  • RTEL has allowed the programme’s implementation strategy to be more sensitive to local conditions and therefore better support the processes to leave no one behind
  • The EA is also able to monitor activities on the ground and rapidly detect events that may call for change in the design of programme on a higher degree, or change of implementation strategies, if the ones being used are seen to have gaps
  • It also brings out innovations and best/fitting practices that improve the quality of programming


 The group has provided a platform for the SGs to not only share their experiences in the field but also to share their challenges so that they can help sharpen each other in the work they are doing on the ground.

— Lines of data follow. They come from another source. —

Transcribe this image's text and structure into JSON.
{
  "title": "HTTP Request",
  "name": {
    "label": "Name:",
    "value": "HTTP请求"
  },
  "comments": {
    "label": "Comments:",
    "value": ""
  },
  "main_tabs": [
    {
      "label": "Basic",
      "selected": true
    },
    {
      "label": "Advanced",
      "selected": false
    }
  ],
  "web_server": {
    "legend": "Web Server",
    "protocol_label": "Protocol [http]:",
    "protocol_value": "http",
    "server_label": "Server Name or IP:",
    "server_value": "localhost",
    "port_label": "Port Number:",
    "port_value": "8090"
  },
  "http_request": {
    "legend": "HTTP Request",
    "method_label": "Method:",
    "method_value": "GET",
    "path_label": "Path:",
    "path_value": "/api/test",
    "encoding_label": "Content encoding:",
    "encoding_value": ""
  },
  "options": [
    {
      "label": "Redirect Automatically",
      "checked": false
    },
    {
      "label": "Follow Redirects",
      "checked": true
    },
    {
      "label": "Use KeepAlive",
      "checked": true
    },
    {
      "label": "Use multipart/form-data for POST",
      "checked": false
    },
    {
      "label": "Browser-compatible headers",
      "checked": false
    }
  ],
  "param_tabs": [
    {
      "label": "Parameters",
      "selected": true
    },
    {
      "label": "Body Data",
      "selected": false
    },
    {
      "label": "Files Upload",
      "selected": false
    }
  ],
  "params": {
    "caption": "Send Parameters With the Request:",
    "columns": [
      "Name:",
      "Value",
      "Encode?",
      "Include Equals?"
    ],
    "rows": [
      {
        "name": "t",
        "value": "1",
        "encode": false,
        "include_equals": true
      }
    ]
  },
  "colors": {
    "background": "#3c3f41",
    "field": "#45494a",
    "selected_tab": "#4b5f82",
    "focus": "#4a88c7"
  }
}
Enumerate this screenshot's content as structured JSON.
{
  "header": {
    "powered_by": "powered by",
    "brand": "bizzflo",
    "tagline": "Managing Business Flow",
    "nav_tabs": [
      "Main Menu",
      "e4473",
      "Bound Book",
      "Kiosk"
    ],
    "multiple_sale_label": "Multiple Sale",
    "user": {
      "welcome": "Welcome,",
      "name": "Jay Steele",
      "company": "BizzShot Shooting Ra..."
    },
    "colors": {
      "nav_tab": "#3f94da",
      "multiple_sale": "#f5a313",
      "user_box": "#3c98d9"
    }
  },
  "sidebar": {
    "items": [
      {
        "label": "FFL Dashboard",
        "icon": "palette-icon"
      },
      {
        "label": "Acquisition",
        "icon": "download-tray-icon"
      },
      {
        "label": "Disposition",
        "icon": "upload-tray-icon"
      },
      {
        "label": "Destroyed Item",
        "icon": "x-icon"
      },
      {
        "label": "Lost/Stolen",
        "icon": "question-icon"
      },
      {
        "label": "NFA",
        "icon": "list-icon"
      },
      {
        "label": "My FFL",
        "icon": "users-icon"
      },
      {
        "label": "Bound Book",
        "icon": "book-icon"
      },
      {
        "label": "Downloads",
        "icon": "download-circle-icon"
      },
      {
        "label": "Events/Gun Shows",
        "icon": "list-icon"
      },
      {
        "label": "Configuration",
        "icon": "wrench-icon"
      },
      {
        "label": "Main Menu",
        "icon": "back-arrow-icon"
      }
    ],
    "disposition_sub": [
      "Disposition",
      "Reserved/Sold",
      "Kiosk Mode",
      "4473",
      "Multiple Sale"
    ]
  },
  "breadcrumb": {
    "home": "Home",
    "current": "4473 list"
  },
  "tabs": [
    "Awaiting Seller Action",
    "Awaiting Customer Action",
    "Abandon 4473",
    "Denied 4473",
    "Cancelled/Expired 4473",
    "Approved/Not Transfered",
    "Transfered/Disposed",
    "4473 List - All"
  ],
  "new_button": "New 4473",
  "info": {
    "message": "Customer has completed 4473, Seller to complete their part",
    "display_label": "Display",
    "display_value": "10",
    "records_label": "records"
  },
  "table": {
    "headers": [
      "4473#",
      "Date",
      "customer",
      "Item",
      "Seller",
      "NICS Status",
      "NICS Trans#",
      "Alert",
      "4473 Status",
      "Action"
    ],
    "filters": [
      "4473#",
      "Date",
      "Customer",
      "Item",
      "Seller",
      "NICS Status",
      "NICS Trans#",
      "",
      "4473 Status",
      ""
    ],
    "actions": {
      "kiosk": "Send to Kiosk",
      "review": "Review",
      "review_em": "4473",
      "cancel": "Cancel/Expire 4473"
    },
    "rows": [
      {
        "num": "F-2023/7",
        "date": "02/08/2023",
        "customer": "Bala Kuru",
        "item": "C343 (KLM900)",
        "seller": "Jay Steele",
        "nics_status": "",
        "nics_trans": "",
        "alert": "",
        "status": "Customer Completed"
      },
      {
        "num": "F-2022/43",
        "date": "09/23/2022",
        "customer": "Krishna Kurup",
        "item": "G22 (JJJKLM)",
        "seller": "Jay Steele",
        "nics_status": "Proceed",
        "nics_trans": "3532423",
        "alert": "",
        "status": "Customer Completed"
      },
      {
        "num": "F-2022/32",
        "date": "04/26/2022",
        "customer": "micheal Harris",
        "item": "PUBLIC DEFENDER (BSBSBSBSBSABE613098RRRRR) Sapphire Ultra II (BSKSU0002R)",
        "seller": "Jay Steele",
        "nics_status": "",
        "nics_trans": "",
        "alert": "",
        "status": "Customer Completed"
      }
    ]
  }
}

It has also provided a rapid detection system to identify problems and challenges and attend to them as and when they occur instead of waiting for the end of reporting cycles.

For example:  The Community Health Partners, a K-SHIP implementing partner in Narok County, was having challenges with delivering villages that were exclusively made up of the Maasai community. This was largely because Maasai have strong beliefs about mentioning shit and consider constructing latrines as constructing houses for faeces, which is totally against their culture. When this issue was raised in the platform, the Agriculture Project Manager suggested that the team be trained in sanitation marketing. This was organized in July 2017 and is expected to help move more villages to ODF environments.

Another example: a community member, whose latrine was sinking to geospatial challenges had no idea what to do. With advice from other sub-grantees who had faced similar challenges, the situation was remedied and the community member had a more stable latrine constructed.